**AIM OF THE EXERCISE:**
Search the records for the word "Pictures". Copy every line where it appears.

**** INFORMATION SHOWN

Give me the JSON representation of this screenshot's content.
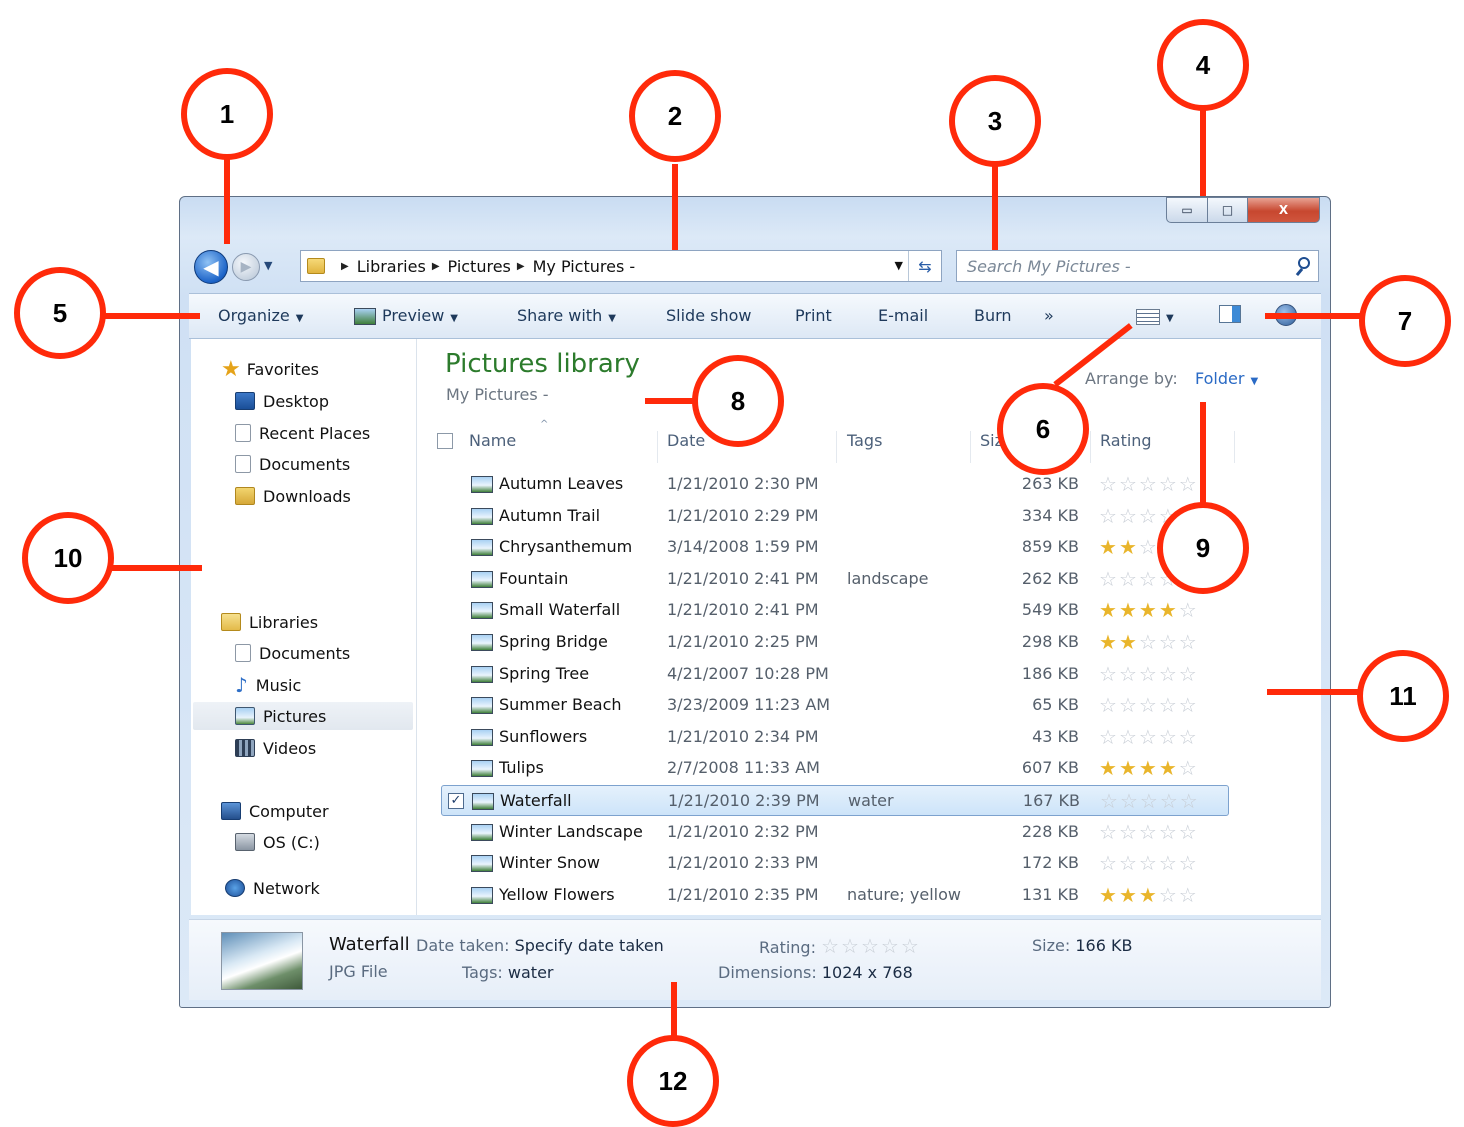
{
  "window": {
    "caption": {
      "minimize": "▭",
      "maximize": "□",
      "close": "X"
    },
    "nav": {
      "back_icon": "◀",
      "forward_icon": "▶",
      "recent_icon": "▼"
    },
    "address": {
      "crumbs": [
        "Libraries",
        "Pictures",
        "My Pictures -"
      ],
      "dropdown": "▼",
      "refresh_icon": "⇆"
    },
    "search": {
      "placeholder": "Search My Pictures -"
    },
    "toolbar": {
      "organize": "Organize",
      "preview": "Preview",
      "share_with": "Share with",
      "slide_show": "Slide show",
      "print": "Print",
      "email": "E-mail",
      "burn": "Burn",
      "more": "»"
    },
    "navpane": {
      "favorites": "Favorites",
      "desktop": "Desktop",
      "recent_places": "Recent Places",
      "documents": "Documents",
      "downloads": "Downloads",
      "libraries": "Libraries",
      "lib_documents": "Documents",
      "music": "Music",
      "pictures": "Pictures",
      "videos": "Videos",
      "computer": "Computer",
      "os": "OS (C:)",
      "network": "Network"
    },
    "library": {
      "title": "Pictures library",
      "subtitle": "My Pictures -",
      "arrange_label": "Arrange by:",
      "arrange_value": "Folder"
    },
    "columns": {
      "name": "Name",
      "date": "Date",
      "tags": "Tags",
      "size": "Size",
      "rating": "Rating"
    },
    "files": [
      {
        "name": "Autumn Leaves",
        "date": "1/21/2010 2:30 PM",
        "tags": "",
        "size": "263 KB",
        "rating": 0
      },
      {
        "name": "Autumn Trail",
        "date": "1/21/2010 2:29 PM",
        "tags": "",
        "size": "334 KB",
        "rating": 0
      },
      {
        "name": "Chrysanthemum",
        "date": "3/14/2008 1:59 PM",
        "tags": "",
        "size": "859 KB",
        "rating": 2
      },
      {
        "name": "Fountain",
        "date": "1/21/2010 2:41 PM",
        "tags": "landscape",
        "size": "262 KB",
        "rating": 0
      },
      {
        "name": "Small Waterfall",
        "date": "1/21/2010 2:41 PM",
        "tags": "",
        "size": "549 KB",
        "rating": 4
      },
      {
        "name": "Spring Bridge",
        "date": "1/21/2010 2:25 PM",
        "tags": "",
        "size": "298 KB",
        "rating": 2
      },
      {
        "name": "Spring Tree",
        "date": "4/21/2007 10:28 PM",
        "tags": "",
        "size": "186 KB",
        "rating": 0
      },
      {
        "name": "Summer Beach",
        "date": "3/23/2009 11:23 AM",
        "tags": "",
        "size": "65 KB",
        "rating": 0
      },
      {
        "name": "Sunflowers",
        "date": "1/21/2010 2:34 PM",
        "tags": "",
        "size": "43 KB",
        "rating": 0
      },
      {
        "name": "Tulips",
        "date": "2/7/2008 11:33 AM",
        "tags": "",
        "size": "607 KB",
        "rating": 4
      },
      {
        "name": "Waterfall",
        "date": "1/21/2010 2:39 PM",
        "tags": "water",
        "size": "167 KB",
        "rating": 0,
        "selected": true
      },
      {
        "name": "Winter Landscape",
        "date": "1/21/2010 2:32 PM",
        "tags": "",
        "size": "228 KB",
        "rating": 0
      },
      {
        "name": "Winter Snow",
        "date": "1/21/2010 2:33 PM",
        "tags": "",
        "size": "172 KB",
        "rating": 0
      },
      {
        "name": "Yellow Flowers",
        "date": "1/21/2010 2:35 PM",
        "tags": "nature; yellow",
        "size": "131 KB",
        "rating": 3
      }
    ],
    "details": {
      "name": "Waterfall",
      "type": "JPG File",
      "date_taken_label": "Date taken:",
      "date_taken_value": "Specify date taken",
      "tags_label": "Tags:",
      "tags_value": "water",
      "rating_label": "Rating:",
      "rating": 0,
      "dimensions_label": "Dimensions:",
      "dimensions_value": "1024 x 768",
      "size_label": "Size:",
      "size_value": "166 KB"
    }
  },
  "callouts": [
    "1",
    "2",
    "3",
    "4",
    "5",
    "6",
    "7",
    "8",
    "9",
    "10",
    "11",
    "12"
  ],
  "colors": {
    "callout": "#ff2a0a",
    "library_title": "#2c7b2c",
    "link": "#2a6ac5",
    "star_on": "#e9b52b"
  }
}
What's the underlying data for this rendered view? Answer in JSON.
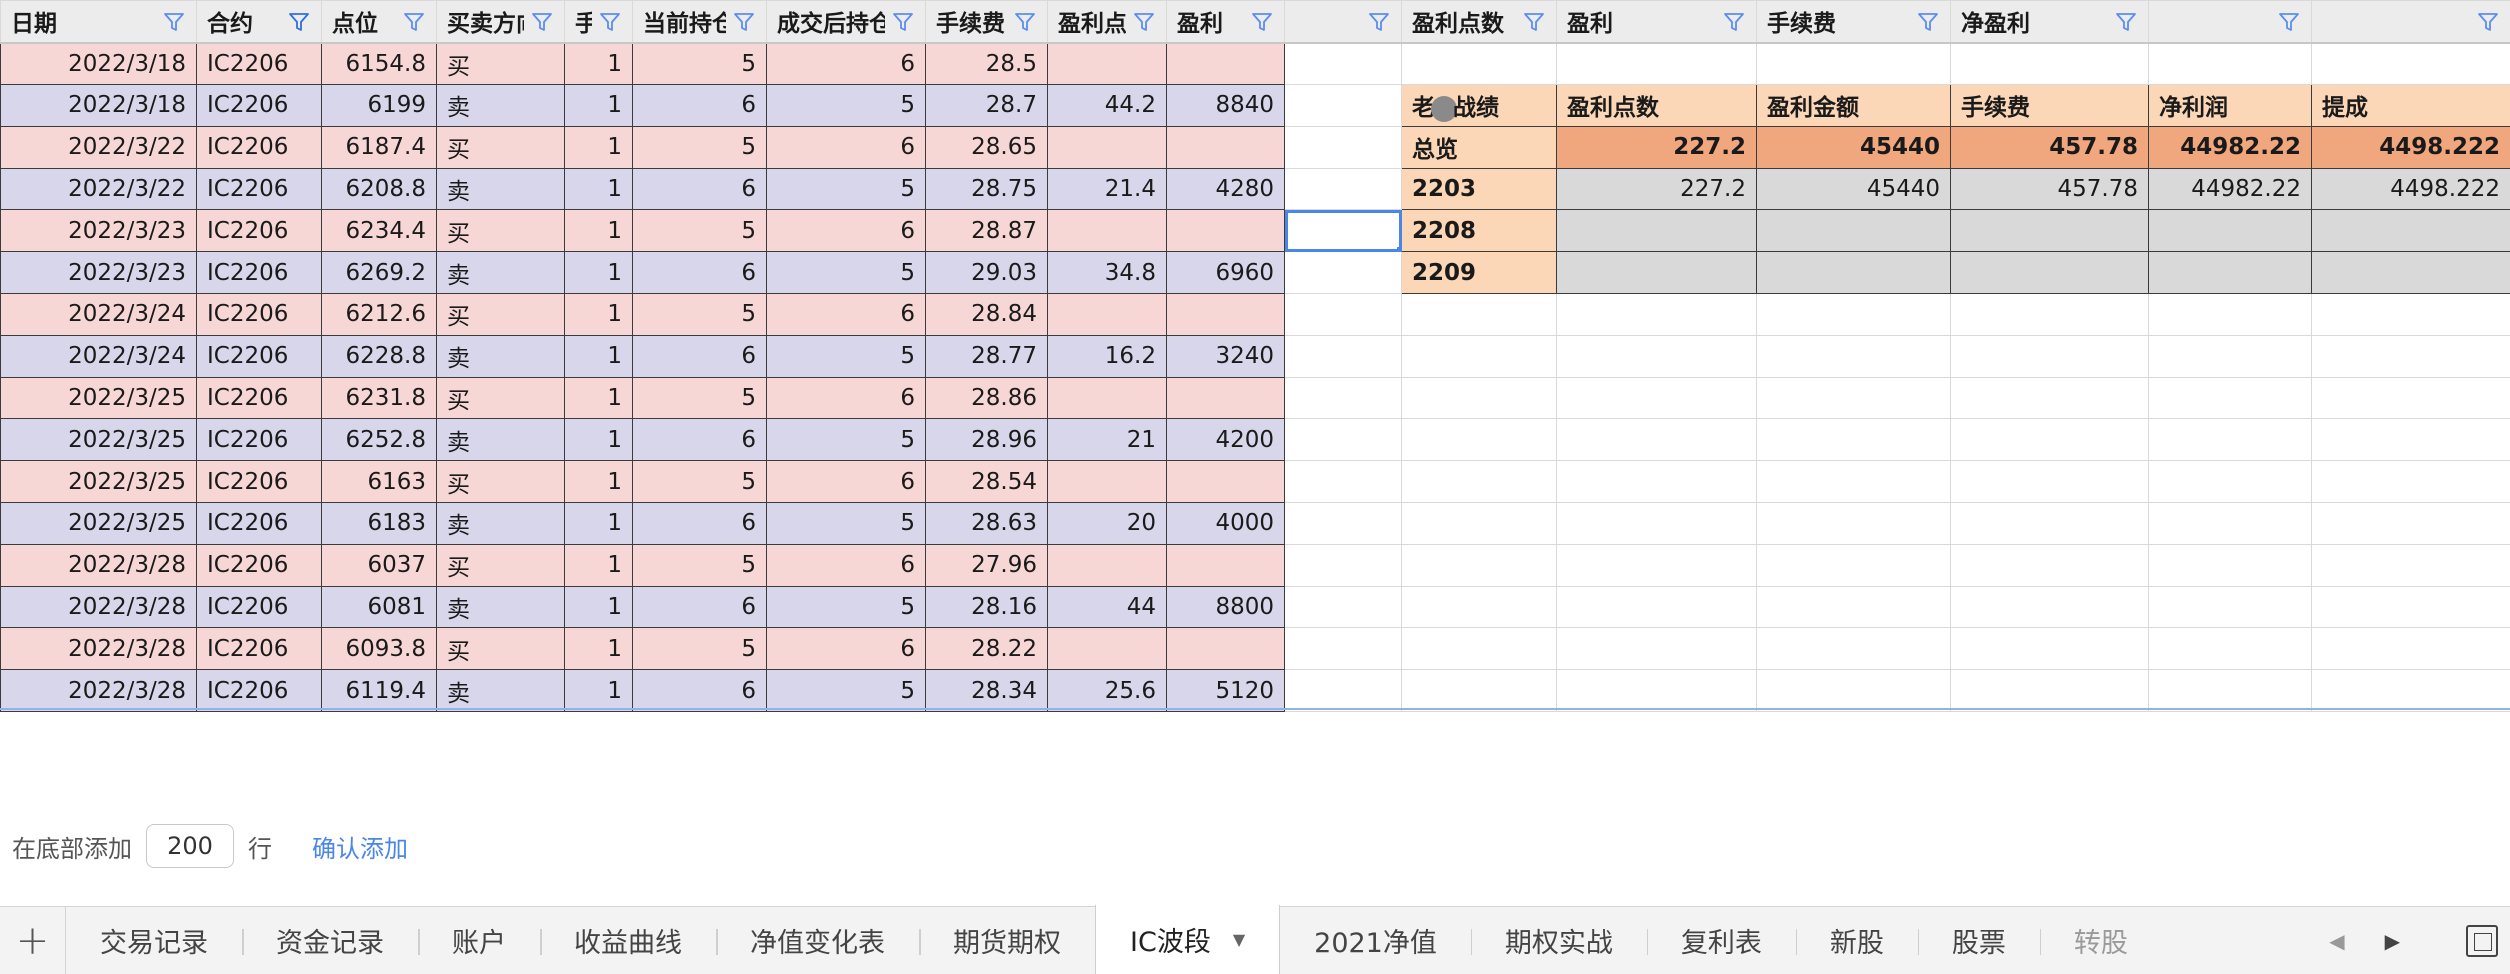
{
  "headers": [
    "日期",
    "合约",
    "点位",
    "买卖方向",
    "手",
    "当前持仓",
    "成交后持仓",
    "手续费",
    "盈利点",
    "盈利",
    "",
    "盈利点数",
    "盈利",
    "手续费",
    "净盈利",
    "",
    ""
  ],
  "trades": [
    {
      "date": "2022/3/18",
      "contract": "IC2206",
      "price": "6154.8",
      "side": "买",
      "lots": "1",
      "cur": "5",
      "after": "6",
      "fee": "28.5",
      "pts": "",
      "profit": ""
    },
    {
      "date": "2022/3/18",
      "contract": "IC2206",
      "price": "6199",
      "side": "卖",
      "lots": "1",
      "cur": "6",
      "after": "5",
      "fee": "28.7",
      "pts": "44.2",
      "profit": "8840"
    },
    {
      "date": "2022/3/22",
      "contract": "IC2206",
      "price": "6187.4",
      "side": "买",
      "lots": "1",
      "cur": "5",
      "after": "6",
      "fee": "28.65",
      "pts": "",
      "profit": ""
    },
    {
      "date": "2022/3/22",
      "contract": "IC2206",
      "price": "6208.8",
      "side": "卖",
      "lots": "1",
      "cur": "6",
      "after": "5",
      "fee": "28.75",
      "pts": "21.4",
      "profit": "4280"
    },
    {
      "date": "2022/3/23",
      "contract": "IC2206",
      "price": "6234.4",
      "side": "买",
      "lots": "1",
      "cur": "5",
      "after": "6",
      "fee": "28.87",
      "pts": "",
      "profit": ""
    },
    {
      "date": "2022/3/23",
      "contract": "IC2206",
      "price": "6269.2",
      "side": "卖",
      "lots": "1",
      "cur": "6",
      "after": "5",
      "fee": "29.03",
      "pts": "34.8",
      "profit": "6960"
    },
    {
      "date": "2022/3/24",
      "contract": "IC2206",
      "price": "6212.6",
      "side": "买",
      "lots": "1",
      "cur": "5",
      "after": "6",
      "fee": "28.84",
      "pts": "",
      "profit": ""
    },
    {
      "date": "2022/3/24",
      "contract": "IC2206",
      "price": "6228.8",
      "side": "卖",
      "lots": "1",
      "cur": "6",
      "after": "5",
      "fee": "28.77",
      "pts": "16.2",
      "profit": "3240"
    },
    {
      "date": "2022/3/25",
      "contract": "IC2206",
      "price": "6231.8",
      "side": "买",
      "lots": "1",
      "cur": "5",
      "after": "6",
      "fee": "28.86",
      "pts": "",
      "profit": ""
    },
    {
      "date": "2022/3/25",
      "contract": "IC2206",
      "price": "6252.8",
      "side": "卖",
      "lots": "1",
      "cur": "6",
      "after": "5",
      "fee": "28.96",
      "pts": "21",
      "profit": "4200"
    },
    {
      "date": "2022/3/25",
      "contract": "IC2206",
      "price": "6163",
      "side": "买",
      "lots": "1",
      "cur": "5",
      "after": "6",
      "fee": "28.54",
      "pts": "",
      "profit": ""
    },
    {
      "date": "2022/3/25",
      "contract": "IC2206",
      "price": "6183",
      "side": "卖",
      "lots": "1",
      "cur": "6",
      "after": "5",
      "fee": "28.63",
      "pts": "20",
      "profit": "4000"
    },
    {
      "date": "2022/3/28",
      "contract": "IC2206",
      "price": "6037",
      "side": "买",
      "lots": "1",
      "cur": "5",
      "after": "6",
      "fee": "27.96",
      "pts": "",
      "profit": ""
    },
    {
      "date": "2022/3/28",
      "contract": "IC2206",
      "price": "6081",
      "side": "卖",
      "lots": "1",
      "cur": "6",
      "after": "5",
      "fee": "28.16",
      "pts": "44",
      "profit": "8800"
    },
    {
      "date": "2022/3/28",
      "contract": "IC2206",
      "price": "6093.8",
      "side": "买",
      "lots": "1",
      "cur": "5",
      "after": "6",
      "fee": "28.22",
      "pts": "",
      "profit": ""
    },
    {
      "date": "2022/3/28",
      "contract": "IC2206",
      "price": "6119.4",
      "side": "卖",
      "lots": "1",
      "cur": "6",
      "after": "5",
      "fee": "28.34",
      "pts": "25.6",
      "profit": "5120"
    }
  ],
  "summary": {
    "title_prefix": "老",
    "title_suffix": "战绩",
    "columns": [
      "盈利点数",
      "盈利金额",
      "手续费",
      "净利润",
      "提成"
    ],
    "rows": [
      {
        "label": "总览",
        "values": [
          "227.2",
          "45440",
          "457.78",
          "44982.22",
          "4498.222"
        ]
      },
      {
        "label": "2203",
        "values": [
          "227.2",
          "45440",
          "457.78",
          "44982.22",
          "4498.222"
        ]
      },
      {
        "label": "2208",
        "values": [
          "",
          "",
          "",
          "",
          ""
        ]
      },
      {
        "label": "2209",
        "values": [
          "",
          "",
          "",
          "",
          ""
        ]
      }
    ]
  },
  "add_rows": {
    "prefix": "在底部添加",
    "count": "200",
    "suffix": "行",
    "confirm": "确认添加"
  },
  "tabs": [
    {
      "label": "交易记录",
      "active": false
    },
    {
      "label": "资金记录",
      "active": false
    },
    {
      "label": "账户",
      "active": false
    },
    {
      "label": "收益曲线",
      "active": false
    },
    {
      "label": "净值变化表",
      "active": false
    },
    {
      "label": "期货期权",
      "active": false
    },
    {
      "label": "IC波段",
      "active": true
    },
    {
      "label": "2021净值",
      "active": false
    },
    {
      "label": "期权实战",
      "active": false
    },
    {
      "label": "复利表",
      "active": false
    },
    {
      "label": "新股",
      "active": false
    },
    {
      "label": "股票",
      "active": false
    },
    {
      "label": "转股",
      "active": false
    }
  ],
  "colors": {
    "buy_row": "#f7d7d6",
    "sell_row": "#d7d6ea",
    "summary_label": "#fbd7b7",
    "summary_overview": "#f1a77d",
    "summary_value": "#d9d9d9",
    "filter_icon": "#5b8def",
    "link": "#4a86e8"
  }
}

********

**TASK OUTPUT:**
        "Pictures",
        "My Pictures -"
      "placeholder": "Search My Pictures -"
      "pictures": "Pictures",
      "title": "Pictures library",
      "subtitle": "My Pictures -",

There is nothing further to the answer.